Persistence is often the key to success--unless you're chasing the wrong idea. A recent study examines how blind persistence can cloud your judgment.
What's the single most important characteristic to an entrepreneur? Thomas Edison, as die-hard a businessman as any, said that genius was one percent inspiration and 99 percent perspiration.
You could probably extend that statement to starting a business.
Persistence is a key to success. Give up at the first (or second or third... or hundredth) try and you'll never get anywhere. But a recent study from Oregon State University suggests that the drive for persistence can cloud the judgment of entrepreneurs and short-circuit another important facility: pragmatism.
The researchers compared start-up and persistence decisions. The key factor was expectancy, or the "subjective probability that an outcome will indeed follow behavior." In other words, entrepreneurs make a judgment that a certain course of action will provide an expected result.
The researchers looked at high-tech entrepreneurs, largely because of the "importance of ideas" in the industry and the premium placed on being able to evaluate the prospect of an idea and then to develop it. out of 422 potential subjects randomly chosen from a Department of Commerce list of businesses, 135 completed the survey.
Each entrepreneur rated the "likelihood that they would pursue a series of hypothetical entrepreneurial opportunities." There were different values of financial return, likelihood of obtaining the financial return, value of non-financial benefits, and likelihood of obtaining the non-financial benefits.
The Sunk-Costs Fallacy

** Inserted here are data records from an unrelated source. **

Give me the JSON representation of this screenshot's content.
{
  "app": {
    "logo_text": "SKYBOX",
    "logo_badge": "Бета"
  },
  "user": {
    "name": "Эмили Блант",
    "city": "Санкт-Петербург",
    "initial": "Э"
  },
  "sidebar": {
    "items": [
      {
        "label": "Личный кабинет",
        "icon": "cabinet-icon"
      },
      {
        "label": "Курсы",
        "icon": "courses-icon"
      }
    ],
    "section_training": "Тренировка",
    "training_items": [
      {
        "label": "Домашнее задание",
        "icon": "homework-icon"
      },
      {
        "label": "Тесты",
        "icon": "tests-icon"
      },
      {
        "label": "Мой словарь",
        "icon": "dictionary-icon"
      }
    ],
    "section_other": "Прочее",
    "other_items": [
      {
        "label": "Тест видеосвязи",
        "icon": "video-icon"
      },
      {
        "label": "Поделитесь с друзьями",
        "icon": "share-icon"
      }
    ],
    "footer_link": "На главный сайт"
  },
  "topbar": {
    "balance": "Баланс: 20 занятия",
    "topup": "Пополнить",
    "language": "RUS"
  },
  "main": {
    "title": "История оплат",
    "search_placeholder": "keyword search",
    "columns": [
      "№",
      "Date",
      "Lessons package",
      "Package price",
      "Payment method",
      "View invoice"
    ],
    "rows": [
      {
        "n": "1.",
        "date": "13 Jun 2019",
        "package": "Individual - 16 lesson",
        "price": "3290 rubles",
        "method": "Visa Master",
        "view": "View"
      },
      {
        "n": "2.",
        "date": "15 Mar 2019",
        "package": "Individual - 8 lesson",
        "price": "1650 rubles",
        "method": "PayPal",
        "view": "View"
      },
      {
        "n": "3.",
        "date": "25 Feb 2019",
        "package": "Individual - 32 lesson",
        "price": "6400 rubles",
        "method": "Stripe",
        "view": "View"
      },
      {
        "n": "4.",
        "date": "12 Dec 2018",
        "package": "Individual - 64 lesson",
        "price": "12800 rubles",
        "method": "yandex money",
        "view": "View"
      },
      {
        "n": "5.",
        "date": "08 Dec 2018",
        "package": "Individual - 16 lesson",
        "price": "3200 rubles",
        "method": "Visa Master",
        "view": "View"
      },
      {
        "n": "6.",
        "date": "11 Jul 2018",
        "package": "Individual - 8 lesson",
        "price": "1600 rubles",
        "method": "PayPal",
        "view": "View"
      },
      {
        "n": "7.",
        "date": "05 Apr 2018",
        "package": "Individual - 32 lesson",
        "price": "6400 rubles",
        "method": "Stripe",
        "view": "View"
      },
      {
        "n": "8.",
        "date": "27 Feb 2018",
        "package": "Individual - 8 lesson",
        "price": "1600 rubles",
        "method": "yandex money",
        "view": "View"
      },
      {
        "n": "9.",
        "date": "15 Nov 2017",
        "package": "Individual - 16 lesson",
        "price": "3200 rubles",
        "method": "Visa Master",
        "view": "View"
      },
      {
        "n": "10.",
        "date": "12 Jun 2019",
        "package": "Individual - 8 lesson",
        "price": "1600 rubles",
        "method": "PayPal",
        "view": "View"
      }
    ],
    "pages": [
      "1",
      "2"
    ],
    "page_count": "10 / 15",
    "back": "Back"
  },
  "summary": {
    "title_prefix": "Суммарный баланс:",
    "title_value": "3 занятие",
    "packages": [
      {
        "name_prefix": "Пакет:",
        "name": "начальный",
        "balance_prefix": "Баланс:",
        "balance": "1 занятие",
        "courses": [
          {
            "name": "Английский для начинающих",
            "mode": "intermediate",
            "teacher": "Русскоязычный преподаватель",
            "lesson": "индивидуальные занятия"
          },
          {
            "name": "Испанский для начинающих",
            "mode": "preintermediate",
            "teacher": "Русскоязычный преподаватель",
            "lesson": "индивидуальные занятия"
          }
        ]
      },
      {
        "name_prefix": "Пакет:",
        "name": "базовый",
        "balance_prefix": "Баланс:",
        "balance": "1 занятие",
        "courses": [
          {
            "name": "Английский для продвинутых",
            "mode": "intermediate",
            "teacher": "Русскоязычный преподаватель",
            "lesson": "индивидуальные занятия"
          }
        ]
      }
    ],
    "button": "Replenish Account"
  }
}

The researchers found that when the entrepreneurs had an opportunity to gain higher value, they still resisted leaving their current businesses. According to a quote from a press release, one of the researchers--Bobby Garrett, Jr., an assistant professor of entrepreneurship at Oregon State University--observed that it was an issue of the existing investment in the current venture:

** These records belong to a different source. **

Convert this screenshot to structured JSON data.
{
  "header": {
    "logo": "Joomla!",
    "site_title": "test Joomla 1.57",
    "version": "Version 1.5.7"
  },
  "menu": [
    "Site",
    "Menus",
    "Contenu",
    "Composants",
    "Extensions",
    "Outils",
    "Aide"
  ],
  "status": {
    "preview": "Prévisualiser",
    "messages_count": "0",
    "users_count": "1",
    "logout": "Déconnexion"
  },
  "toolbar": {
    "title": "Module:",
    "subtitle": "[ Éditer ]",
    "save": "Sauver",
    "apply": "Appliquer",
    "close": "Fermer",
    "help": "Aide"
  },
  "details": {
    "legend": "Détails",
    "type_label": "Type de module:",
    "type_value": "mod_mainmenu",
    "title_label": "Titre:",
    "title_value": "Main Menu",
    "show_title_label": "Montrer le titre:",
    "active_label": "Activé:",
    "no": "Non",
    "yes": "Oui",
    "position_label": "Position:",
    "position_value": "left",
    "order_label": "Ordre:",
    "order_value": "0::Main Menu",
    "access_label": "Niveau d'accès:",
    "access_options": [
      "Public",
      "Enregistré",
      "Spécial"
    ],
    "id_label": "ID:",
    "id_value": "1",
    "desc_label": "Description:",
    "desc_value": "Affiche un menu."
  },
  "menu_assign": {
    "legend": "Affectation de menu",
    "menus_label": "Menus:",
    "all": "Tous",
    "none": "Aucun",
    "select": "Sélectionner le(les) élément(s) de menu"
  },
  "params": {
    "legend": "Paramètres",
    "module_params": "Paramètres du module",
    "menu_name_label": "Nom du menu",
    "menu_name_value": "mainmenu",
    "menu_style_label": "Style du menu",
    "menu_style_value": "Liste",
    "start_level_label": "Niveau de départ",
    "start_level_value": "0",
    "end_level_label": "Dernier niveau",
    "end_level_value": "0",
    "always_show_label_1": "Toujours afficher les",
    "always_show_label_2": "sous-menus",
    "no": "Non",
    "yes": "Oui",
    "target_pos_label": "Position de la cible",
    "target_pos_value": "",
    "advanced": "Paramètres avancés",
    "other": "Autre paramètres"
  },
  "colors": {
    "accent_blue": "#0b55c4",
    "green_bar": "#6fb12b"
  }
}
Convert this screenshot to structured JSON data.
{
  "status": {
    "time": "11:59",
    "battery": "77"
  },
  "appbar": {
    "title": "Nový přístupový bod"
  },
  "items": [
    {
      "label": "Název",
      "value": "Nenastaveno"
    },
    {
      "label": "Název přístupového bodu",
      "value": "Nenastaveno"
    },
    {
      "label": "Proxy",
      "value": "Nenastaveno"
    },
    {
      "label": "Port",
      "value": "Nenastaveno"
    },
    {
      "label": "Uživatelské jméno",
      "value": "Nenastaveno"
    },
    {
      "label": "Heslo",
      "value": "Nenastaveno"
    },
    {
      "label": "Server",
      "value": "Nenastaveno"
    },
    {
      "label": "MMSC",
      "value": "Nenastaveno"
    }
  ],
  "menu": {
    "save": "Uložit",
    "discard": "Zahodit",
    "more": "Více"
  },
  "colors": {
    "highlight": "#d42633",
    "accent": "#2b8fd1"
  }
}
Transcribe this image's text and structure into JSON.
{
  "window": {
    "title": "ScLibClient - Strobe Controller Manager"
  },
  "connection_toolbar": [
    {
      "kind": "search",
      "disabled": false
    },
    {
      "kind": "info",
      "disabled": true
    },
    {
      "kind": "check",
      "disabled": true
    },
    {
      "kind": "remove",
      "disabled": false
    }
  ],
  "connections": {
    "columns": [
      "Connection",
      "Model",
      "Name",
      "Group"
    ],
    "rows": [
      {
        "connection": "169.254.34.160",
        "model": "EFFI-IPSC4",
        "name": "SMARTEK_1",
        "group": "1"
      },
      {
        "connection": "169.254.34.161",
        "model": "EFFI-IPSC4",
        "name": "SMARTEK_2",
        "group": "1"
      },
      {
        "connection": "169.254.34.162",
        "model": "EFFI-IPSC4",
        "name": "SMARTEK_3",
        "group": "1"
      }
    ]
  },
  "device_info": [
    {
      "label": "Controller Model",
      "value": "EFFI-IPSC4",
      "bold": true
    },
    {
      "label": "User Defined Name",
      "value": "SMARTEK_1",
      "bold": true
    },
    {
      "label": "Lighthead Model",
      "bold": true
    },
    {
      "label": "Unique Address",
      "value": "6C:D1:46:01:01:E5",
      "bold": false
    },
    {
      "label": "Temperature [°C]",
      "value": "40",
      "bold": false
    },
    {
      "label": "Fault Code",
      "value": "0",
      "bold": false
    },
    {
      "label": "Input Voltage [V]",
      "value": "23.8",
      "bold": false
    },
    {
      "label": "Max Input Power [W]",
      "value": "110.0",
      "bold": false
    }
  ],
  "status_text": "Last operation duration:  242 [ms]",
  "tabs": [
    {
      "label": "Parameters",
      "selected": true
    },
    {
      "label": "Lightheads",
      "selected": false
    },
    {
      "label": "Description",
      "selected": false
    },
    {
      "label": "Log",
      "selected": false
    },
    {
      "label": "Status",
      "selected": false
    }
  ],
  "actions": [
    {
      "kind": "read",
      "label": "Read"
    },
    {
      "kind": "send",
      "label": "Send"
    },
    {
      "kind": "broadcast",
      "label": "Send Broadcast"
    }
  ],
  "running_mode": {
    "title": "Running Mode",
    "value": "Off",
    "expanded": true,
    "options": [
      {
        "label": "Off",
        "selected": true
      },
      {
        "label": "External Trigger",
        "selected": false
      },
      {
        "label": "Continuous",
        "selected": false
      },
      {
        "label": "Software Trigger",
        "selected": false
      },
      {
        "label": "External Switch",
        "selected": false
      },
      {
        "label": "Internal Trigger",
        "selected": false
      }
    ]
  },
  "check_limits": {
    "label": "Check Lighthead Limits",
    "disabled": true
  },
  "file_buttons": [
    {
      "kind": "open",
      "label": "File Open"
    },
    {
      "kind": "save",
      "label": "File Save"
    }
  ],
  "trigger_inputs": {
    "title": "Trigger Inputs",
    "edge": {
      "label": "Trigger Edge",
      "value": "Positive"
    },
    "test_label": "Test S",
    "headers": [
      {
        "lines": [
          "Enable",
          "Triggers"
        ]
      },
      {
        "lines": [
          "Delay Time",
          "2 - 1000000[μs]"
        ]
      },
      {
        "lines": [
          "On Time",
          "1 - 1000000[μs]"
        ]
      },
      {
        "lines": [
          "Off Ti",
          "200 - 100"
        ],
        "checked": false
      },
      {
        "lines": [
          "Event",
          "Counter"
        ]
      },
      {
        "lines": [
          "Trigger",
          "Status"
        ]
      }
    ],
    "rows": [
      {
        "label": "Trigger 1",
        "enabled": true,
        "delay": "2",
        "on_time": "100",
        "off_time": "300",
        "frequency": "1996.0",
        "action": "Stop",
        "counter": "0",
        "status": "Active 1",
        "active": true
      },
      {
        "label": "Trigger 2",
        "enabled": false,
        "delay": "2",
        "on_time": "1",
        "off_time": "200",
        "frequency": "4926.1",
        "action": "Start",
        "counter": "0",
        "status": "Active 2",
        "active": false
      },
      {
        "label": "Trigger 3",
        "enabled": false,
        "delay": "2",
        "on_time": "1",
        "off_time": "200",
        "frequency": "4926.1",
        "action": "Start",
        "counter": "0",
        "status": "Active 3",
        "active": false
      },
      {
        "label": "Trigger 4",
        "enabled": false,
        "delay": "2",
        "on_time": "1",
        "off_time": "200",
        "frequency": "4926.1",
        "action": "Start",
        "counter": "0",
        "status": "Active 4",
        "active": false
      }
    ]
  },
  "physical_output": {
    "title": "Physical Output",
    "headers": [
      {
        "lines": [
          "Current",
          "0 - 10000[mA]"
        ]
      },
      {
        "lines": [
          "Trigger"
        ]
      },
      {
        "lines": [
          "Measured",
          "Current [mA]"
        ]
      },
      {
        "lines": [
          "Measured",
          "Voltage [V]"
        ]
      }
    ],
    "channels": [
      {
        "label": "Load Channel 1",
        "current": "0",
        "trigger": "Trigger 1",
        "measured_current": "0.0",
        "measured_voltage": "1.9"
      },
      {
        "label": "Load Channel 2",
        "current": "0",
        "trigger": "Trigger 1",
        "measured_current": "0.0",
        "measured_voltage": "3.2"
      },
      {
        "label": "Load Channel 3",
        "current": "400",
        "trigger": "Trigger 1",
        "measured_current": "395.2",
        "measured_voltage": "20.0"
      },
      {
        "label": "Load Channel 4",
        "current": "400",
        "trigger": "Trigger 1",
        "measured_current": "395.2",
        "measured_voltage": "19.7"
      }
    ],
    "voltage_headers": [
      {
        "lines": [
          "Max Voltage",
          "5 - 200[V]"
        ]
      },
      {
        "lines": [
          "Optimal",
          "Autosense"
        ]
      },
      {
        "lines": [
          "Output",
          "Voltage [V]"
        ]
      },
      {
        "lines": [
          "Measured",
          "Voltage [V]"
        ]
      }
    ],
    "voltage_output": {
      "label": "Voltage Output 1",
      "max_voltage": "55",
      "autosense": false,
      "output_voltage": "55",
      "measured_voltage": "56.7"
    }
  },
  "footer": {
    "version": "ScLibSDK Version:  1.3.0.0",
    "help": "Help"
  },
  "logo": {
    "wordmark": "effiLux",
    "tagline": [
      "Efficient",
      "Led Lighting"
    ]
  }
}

"It's escalation of commitment," Garrett said. "When an entrepreneur has invested resources into a new business, they have difficulty letting go even when things go south or another opportunity arises."
Another way of phrasing this is the classic "sunk costs" fallacy in decision making. Because people have put resources into a decision, they resist abandoning that choice because they would lose that investment.
However, the investment is already gone. Unless conditions change drastically, further investment may also yield nothing in return.
For entrepreneurs, the difficulty is knowing when they have sunk costs and are too emotional about a business decision, and when the payoff for the current line of business is realistic. Many businesses take time to nurture and develop. If you leave too early, you could end up wasting the effort and money put into a new company.
The lesson to take away is to struggle with the automatic inclination to stick to an idea and evaluate if it really has merit and hope. In the worst case, then you can more quickly cut your losses and move on to something more profitable.
Or, as psychologist Heidi Grant Halvorson smartly put it on TheAtlantic.com: "When we see our goals in terms of what we can gain, rather than what we might lose, we are more likely to see a doomed endeavor for what it is."